Where did the idea for the Walkman stage originate?
We felt like we were not going to beat the other shows as far as guest bookings went, but one area where we could be better than them is in musical guest bookings. On talk shows, musical guests are kind of cast aside -- they're put at the end of the show, they're rarely interviewed, and there's not much production value as far as sets when the band plays. We just wanted to do it differently. Because the truth of the matter is you wind up interviewing the sixth biggest star off a sitcom for seven minutes, and then somebody like Robert Smith or Perry Farrell comes on and no one even talks to him. It doesn't make any sense, because these guys are bigger stars than the vast majority of people on television.
It makes it seem like more of a concert. I went to a taping of Leno a couple years back: the band's off in the corner, and all of a sudden it's like, "Ready? Rock!"
Not only that, but doing a concert at 5:30 in the afternoon in front of a bunch of people who just cleared out of a bingo hall somewhere in Burbank has got to be awful for a band. We wanted to make it be more of a rock environment.
Who has been your most memorable guest?
Marilyn Manson played on our outdoor stage, and he was entertaining from the moment he walked into our building until the moment he left at three in the morning. That night I had to catch a plane to New York, so I had to leave immediately after the show. And as I was doing the close of the show, thanking all the guests, he climbed on my head -- and he's a big guy -- and he kissed me on the forehead. He had a lot of red lipstick on, and what I didn't realize was there was a huge lip print on my forehead: big and red, like the Rolling Stones logo. And I went right to the airport, and people were looking at me -- but I normally get that anyway. I was on the plane for like two hours before I saw it in the bathroom. I thought I'd been wounded or something.
Do you hang out with the bands after the show?
Some nights it's crazy, and some nights it's a total family-oriented environment in my dressing room. One night, my best friend's dad is sitting here, and Lil' Jon brings in these two porn stars. And the porn stars are getting naked, taking off their clothes absentmindedly, and one of them winds up sitting on my friend's dad's lap. It was a bizarre thing for me.
From the host perspective, what do you look for in bands?
Well, we want them to play, but we also want them to play along with the show. Like, Alanis Morissette was here, and we were trying to think of what the opposite of Alanis Morissette was. And we decided it was a Hooters waitress, so we asked her to be a waitress at Hooters. She got in a Hooters outfit, and we shot a bit with her, and she was great. It's nice if they have a little bit of fun on the show. Slipknot did not: I wanted my parents to interview them, but they didn't go for it. I guess they're pretty serious.
Have there been any bands you've been turned onto through having them on the show?

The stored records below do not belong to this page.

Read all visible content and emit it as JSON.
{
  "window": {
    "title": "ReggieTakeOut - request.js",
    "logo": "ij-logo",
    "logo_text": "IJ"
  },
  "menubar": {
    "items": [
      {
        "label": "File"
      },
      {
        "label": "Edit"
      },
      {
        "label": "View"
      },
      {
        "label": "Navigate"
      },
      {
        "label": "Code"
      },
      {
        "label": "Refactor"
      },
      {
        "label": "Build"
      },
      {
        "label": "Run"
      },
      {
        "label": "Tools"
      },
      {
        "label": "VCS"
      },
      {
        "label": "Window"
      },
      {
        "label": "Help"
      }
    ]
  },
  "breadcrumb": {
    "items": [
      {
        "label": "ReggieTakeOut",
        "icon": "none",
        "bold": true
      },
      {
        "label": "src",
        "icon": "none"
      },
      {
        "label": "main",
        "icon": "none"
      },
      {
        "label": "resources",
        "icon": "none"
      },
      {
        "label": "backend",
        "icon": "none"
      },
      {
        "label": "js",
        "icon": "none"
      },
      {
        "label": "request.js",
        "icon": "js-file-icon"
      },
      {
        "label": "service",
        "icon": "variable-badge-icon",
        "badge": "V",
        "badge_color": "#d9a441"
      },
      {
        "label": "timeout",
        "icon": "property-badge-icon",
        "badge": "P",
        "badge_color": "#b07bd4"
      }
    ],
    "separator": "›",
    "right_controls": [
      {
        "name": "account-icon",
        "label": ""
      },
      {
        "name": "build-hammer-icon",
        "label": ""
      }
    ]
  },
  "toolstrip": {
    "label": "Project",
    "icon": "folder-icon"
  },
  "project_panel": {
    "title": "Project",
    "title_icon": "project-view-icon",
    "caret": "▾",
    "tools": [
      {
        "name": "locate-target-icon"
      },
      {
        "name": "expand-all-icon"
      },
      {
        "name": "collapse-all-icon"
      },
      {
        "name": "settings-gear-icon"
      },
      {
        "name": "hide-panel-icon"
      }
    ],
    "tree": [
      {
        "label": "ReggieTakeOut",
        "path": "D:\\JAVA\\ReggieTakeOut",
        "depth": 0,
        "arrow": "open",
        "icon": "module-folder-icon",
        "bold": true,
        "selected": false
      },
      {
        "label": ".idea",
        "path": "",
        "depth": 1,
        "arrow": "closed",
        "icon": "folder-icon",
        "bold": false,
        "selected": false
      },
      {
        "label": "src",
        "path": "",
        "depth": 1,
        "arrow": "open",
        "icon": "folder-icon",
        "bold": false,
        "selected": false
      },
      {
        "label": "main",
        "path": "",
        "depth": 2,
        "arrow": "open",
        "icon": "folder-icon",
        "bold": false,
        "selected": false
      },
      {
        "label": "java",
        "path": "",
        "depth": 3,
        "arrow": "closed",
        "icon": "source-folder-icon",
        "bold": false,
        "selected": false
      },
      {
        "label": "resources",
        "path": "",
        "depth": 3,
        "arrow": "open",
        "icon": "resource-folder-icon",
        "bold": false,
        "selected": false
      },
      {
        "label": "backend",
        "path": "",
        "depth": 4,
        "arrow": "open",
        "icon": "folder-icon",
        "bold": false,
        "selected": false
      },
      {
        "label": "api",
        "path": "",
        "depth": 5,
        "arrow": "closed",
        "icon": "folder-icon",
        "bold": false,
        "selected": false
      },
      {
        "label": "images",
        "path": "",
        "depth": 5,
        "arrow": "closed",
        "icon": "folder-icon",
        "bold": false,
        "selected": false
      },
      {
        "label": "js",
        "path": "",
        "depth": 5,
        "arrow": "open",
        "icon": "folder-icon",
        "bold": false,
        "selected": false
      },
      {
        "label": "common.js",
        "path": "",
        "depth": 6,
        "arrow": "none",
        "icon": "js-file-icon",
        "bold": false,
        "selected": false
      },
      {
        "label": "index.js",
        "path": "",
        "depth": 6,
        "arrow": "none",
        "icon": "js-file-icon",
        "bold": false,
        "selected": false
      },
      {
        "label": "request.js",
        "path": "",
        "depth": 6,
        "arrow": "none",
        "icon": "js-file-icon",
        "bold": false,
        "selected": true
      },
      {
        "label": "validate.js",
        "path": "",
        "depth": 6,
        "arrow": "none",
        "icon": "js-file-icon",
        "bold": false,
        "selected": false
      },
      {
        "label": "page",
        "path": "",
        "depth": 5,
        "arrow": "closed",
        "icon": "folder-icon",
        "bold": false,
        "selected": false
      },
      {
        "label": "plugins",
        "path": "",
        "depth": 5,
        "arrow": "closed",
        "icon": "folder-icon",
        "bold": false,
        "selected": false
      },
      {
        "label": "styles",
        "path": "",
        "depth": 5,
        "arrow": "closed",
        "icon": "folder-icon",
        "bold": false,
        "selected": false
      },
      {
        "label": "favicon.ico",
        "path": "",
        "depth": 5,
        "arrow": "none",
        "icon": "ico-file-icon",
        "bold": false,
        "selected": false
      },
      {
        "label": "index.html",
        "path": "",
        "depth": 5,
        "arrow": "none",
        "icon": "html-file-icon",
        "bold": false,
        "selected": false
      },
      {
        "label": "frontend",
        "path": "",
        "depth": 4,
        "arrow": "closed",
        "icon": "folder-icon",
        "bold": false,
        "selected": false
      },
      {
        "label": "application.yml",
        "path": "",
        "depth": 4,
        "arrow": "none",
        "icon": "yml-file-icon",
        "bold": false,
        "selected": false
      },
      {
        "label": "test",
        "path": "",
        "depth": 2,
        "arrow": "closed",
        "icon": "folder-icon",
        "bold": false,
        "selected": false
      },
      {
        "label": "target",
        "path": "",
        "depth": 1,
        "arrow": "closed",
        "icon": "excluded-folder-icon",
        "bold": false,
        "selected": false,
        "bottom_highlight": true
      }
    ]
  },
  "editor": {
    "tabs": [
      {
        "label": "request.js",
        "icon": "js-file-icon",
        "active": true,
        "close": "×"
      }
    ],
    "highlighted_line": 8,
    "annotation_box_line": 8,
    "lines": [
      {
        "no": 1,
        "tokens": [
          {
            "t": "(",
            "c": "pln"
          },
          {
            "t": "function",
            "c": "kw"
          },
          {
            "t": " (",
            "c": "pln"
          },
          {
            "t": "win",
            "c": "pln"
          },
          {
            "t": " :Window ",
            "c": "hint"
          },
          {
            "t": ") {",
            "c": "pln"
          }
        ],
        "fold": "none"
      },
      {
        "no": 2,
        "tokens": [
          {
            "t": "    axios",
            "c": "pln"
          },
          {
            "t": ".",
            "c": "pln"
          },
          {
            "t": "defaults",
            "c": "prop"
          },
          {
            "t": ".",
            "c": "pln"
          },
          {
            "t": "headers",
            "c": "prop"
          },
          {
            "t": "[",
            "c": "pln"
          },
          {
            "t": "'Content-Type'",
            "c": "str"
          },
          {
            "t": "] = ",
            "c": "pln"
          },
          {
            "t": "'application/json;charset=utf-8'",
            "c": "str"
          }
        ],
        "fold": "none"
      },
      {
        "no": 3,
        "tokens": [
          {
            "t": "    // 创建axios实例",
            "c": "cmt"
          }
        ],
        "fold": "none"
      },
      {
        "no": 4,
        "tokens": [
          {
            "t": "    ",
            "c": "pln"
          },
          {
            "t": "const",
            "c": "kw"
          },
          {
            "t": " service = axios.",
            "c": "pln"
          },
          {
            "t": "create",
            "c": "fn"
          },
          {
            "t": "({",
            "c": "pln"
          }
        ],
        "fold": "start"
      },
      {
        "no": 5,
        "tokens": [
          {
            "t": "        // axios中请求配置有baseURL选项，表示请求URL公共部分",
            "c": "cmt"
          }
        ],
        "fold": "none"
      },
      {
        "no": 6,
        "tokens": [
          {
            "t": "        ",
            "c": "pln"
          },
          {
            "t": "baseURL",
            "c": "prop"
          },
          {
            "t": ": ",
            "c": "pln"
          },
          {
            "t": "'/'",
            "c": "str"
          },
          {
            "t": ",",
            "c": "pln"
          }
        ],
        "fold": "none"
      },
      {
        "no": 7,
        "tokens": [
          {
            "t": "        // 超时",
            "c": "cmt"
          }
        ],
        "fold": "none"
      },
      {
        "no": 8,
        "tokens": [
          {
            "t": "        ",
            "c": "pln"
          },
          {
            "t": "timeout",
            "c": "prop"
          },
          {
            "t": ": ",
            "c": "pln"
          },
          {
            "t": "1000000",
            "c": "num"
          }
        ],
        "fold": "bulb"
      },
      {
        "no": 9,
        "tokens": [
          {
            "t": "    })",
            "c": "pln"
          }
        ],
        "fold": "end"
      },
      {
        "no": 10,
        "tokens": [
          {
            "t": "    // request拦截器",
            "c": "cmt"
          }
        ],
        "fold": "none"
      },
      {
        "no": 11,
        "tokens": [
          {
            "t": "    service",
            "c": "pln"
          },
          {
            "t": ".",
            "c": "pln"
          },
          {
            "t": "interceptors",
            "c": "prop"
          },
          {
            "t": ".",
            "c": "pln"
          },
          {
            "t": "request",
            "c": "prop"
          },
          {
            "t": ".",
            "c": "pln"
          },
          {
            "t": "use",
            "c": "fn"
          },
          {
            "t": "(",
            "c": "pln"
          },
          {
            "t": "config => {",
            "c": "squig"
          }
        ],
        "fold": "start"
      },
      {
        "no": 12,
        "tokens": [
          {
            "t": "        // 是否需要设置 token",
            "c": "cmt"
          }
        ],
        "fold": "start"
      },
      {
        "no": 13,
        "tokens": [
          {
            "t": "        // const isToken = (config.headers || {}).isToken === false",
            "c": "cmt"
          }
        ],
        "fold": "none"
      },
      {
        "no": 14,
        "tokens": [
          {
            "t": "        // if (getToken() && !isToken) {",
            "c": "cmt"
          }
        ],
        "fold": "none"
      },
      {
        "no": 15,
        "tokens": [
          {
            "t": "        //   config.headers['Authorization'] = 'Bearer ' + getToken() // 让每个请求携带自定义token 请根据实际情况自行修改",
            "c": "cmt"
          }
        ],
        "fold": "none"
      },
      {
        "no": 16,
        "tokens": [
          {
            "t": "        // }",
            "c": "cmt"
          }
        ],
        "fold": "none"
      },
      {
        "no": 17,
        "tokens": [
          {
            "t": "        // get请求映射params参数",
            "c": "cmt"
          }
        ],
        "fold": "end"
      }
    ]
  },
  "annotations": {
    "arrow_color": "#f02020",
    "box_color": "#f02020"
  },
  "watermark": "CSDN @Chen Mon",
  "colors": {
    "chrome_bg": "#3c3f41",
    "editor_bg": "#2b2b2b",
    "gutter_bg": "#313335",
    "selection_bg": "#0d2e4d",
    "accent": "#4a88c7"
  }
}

I'd never heard of Los Lonely Boys before, and I just fell in love with those guys. We try to get bands on early, so are a lot of bands that I hadn't even heard on the radio before that are really good.
Do you find that having bands play in a more concert-like atmosphere affects the energy level of the audience?
It actually makes it hard to do the show sometimes -- if you get a band that's really specific or hardcore who could give a shit about seeing me and my suit. [That audience] wants to get to the band, and they could really give a shit about some of the guests. It's like, "Relax, everybody, relax." You have a band like Slipknot on, and then you're interviewing Kathy Griffin and they're like, "All right with the Hollywood anecdotes, let's kill something!"
Do you remember what got you into music?
I always loved to listen to the radio. I grew up in Las Vegas -- the first concert I ever went to was Sammy Davis Jr. when I was fourteen years old, so I didn't have the typical musical upbringing. But the first album that I really got into was Punch the Clock by Elvis Costello. I heard the song "Everyday I Write The Book" on the radio, and I thought, "I like that song!" I hadn't really been a record buyer, didn't really have a job yet, and I went and bought the record. I listened to it over and over and over again, started buying some of his other records, and that really started it. I was a mobile DJ in college, so I have almost every record from 1985 until 1989. I know everybody says they like a wide variety of music, but when I was a kid I liked Lionel Richie and Elvis Costello and Jeffrey Osborne and the Clash and George Benson and Huey Lewis and Madonna and Cyndi Lauper.
What venues did you play as a mobile DJ?
College parties, weddings and high school dances, and bar mitzvahs sometimes -- although there are not a lot of those in Phoenix. I did Christmas parties.
What was your play list like?
It varied according to the crowd. For a college party, I played the Cure, Modern English, New Order -- that was really popular back then. If it was a wedding, I'd play Fifties, Sixties, Seventies, Eighties, big band. I did a couple purely Mexican weddings where I played "La Isla Bonita" eleven times in a row. I didn't have much in the way of Spanish music, so it was like "Low Rider" and "La Isla Bonita" and "Tequila" over and over again.
To read the new issue of Rolling Stone online, plus the entire RS archive: Click Here
MUSIC 9 Classic Devo Videos
OLYMPICS 18 Epic Opening Ceremonies